September 11, 2021 marks twenty years the World Trade Centre towers fell and a group of people took on their highjackers, paying with their lives to prevent a greater loss of life. At the time, I worked at a bookstore and heard the murmurs of what was going on. I wandered into the Radio Shack at the time and saw the second tower fall in real time.
Until I got away and went on retreat at St. Benedict’s Retreat centre, soon to be no more by the way, the sky silent as no planes took off from the nearby airport or from Richardson International. In the silence, the world felt changed and until I went to New York in 2016, I had no idea how much. It was all too much. When I arrived at the memorial, making sure my pilgrimmage happened in the early morning before most of the city got moving, the 2016 Republican nomination was in full swing and hearing these men speak sparked a metaphor.
The plans crashng was like a giant stone dropped into water, the ripples moving, the more pronounced were close to the centre, but those ripples are still felt and seen if you look close enough.
Speaking of water, the fountains marking the site of the twin towers roar in the silence. Around are the names of the people who died from firefighters to those working at Cantor Fitzgerald. One of the people who died, Christine Egan, visted her brother who at World Trade Centre. She left behind her partner Ellen Judd, both of them worked for the University of Manitoba and today she was remembered by the Rady Faculty of Medicine, along with scholarship bearing her name.
In the middle of everything, came September 12 and the second anniversary of mom’s death and what would have been dad’s 97th birthday. Today, I had a scare last week. My aunt and I trade texts, usually in the evening but sometimes in the morning if I forget. She lives alone and made peace with the fact she could die at anytime. (She has a hernia near her heart.) I texted, no response. Called her, no response. I ducked out of work to check on her at home, fearful of her passing away alone, and getting a text part way through my drive.

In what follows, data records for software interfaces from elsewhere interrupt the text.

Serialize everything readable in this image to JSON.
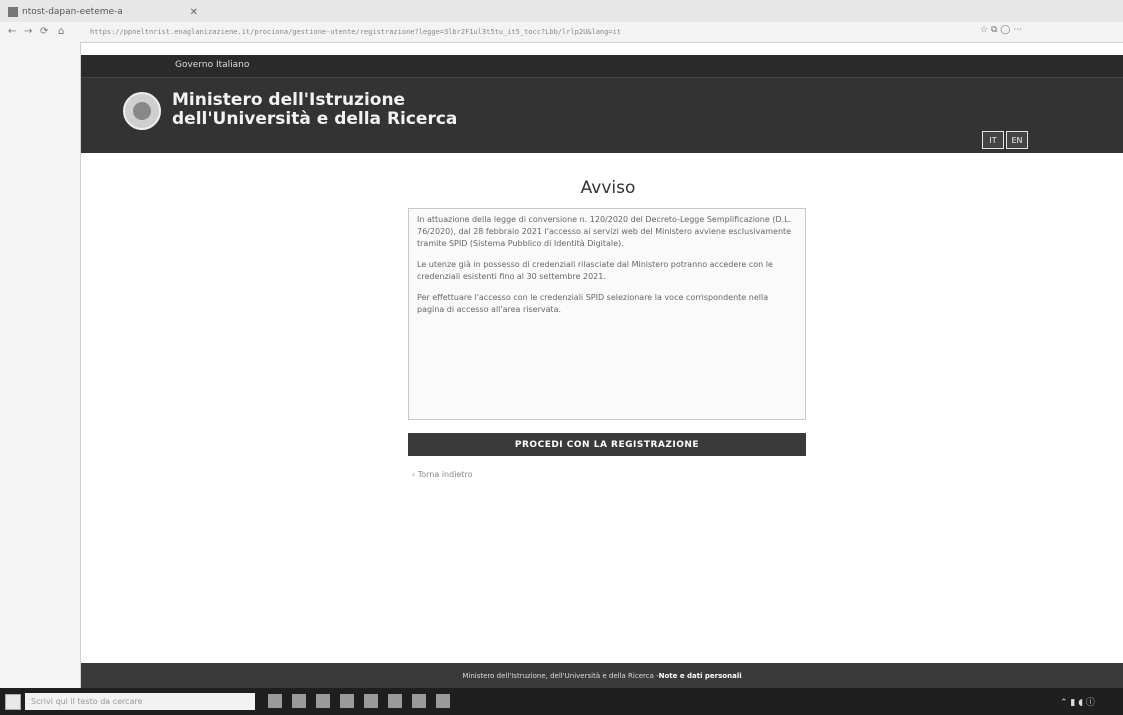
{
  "browser": {
    "tab_title": "ntost-dapan-eeteme-a",
    "url": "https://ppneltnrist.enaglanizaziene.it/prociona/gestione-utente/registrazione?legge=3lbr2F1ul3t5tu_it5_tocc?Lbb/lrlp2U&lang=it"
  },
  "header": {
    "gov_label": "Governo Italiano",
    "ministry_line1": "Ministero dell'Istruzione",
    "ministry_line2": "dell'Università e della Ricerca",
    "lang_options": [
      "IT",
      "EN"
    ]
  },
  "notice": {
    "title": "Avviso",
    "paragraphs": [
      "In attuazione della legge di conversione n. 120/2020 del Decreto-Legge Semplificazione (D.L. 76/2020), dal 28 febbraio 2021 l'accesso ai servizi web del Ministero avviene esclusivamente tramite SPID (Sistema Pubblico di Identità Digitale).",
      "Le utenze già in possesso di credenziali rilasciate dal Ministero potranno accedere con le credenziali esistenti fino al 30 settembre 2021.",
      "Per effettuare l'accesso con le credenziali SPID selezionare la voce corrispondente nella pagina di accesso all'area riservata."
    ]
  },
  "buttons": {
    "proceed": "PROCEDI CON LA REGISTRAZIONE",
    "back": "‹ Torna indietro"
  },
  "footer": {
    "text": "Ministero dell'Istruzione, dell'Università e della Ricerca - ",
    "link": "Note e dati personali"
  },
  "taskbar": {
    "search_placeholder": "Scrivi qui il testo da cercare"
  }
}
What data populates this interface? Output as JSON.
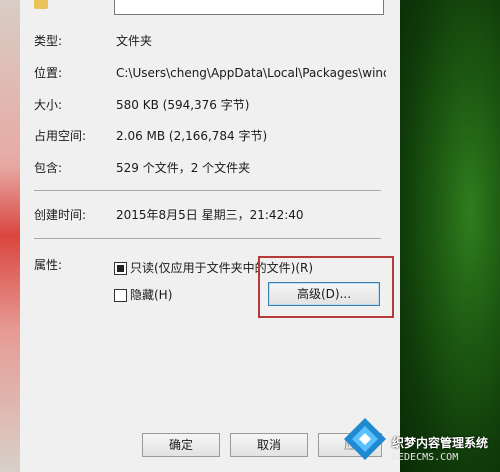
{
  "properties": {
    "type": {
      "label": "类型:",
      "value": "文件夹"
    },
    "location": {
      "label": "位置:",
      "value": "C:\\Users\\cheng\\AppData\\Local\\Packages\\window"
    },
    "size": {
      "label": "大小:",
      "value": "580 KB (594,376 字节)"
    },
    "size_on_disk": {
      "label": "占用空间:",
      "value": "2.06 MB (2,166,784 字节)"
    },
    "contains": {
      "label": "包含:",
      "value": "529 个文件，2 个文件夹"
    },
    "created": {
      "label": "创建时间:",
      "value": "2015年8月5日 星期三，21:42:40"
    },
    "attributes": {
      "label": "属性:",
      "readonly_label": "只读(仅应用于文件夹中的文件)(R)",
      "hidden_label": "隐藏(H)",
      "advanced_button": "高级(D)..."
    }
  },
  "footer": {
    "ok_button": "确定",
    "cancel_button": "取消",
    "apply_button": "应"
  },
  "watermark": {
    "text": "织梦内容管理系统",
    "url": "DEDECMS.COM"
  },
  "colors": {
    "highlight_border": "#b53a3a",
    "dialog_bg": "#f0f0f0"
  }
}
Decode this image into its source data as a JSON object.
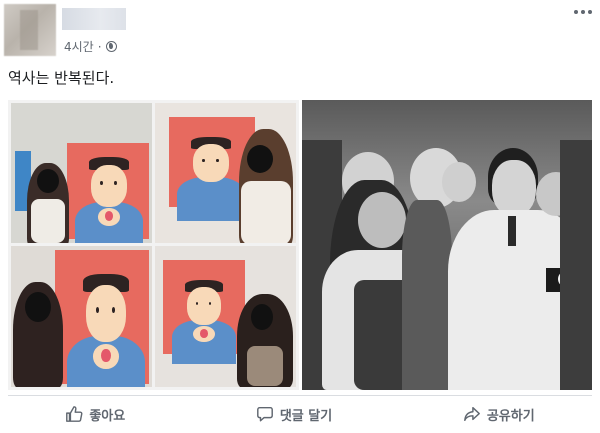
{
  "post": {
    "time": "4시간",
    "time_separator": "·",
    "text": "역사는 반복된다."
  },
  "icons": {
    "privacy": "globe-icon",
    "menu": "more-horizontal-icon",
    "like": "thumbs-up-icon",
    "comment": "speech-bubble-icon",
    "share": "share-arrow-icon"
  },
  "actions": {
    "like": "좋아요",
    "comment": "댓글 달기",
    "share": "공유하기"
  },
  "colors": {
    "meta_text": "#606770",
    "poster_red": "#e76a5f"
  }
}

My aunt attended morning mass at her church, the one for my parents she told me about weeks ago; I completely forgot all about with the school year starting. I cried on my way back, washing my face to put on a brave one. I tucked everything away to concentrate on work. I am still injured in ways nobody can tell. I square my shoulders and carry on.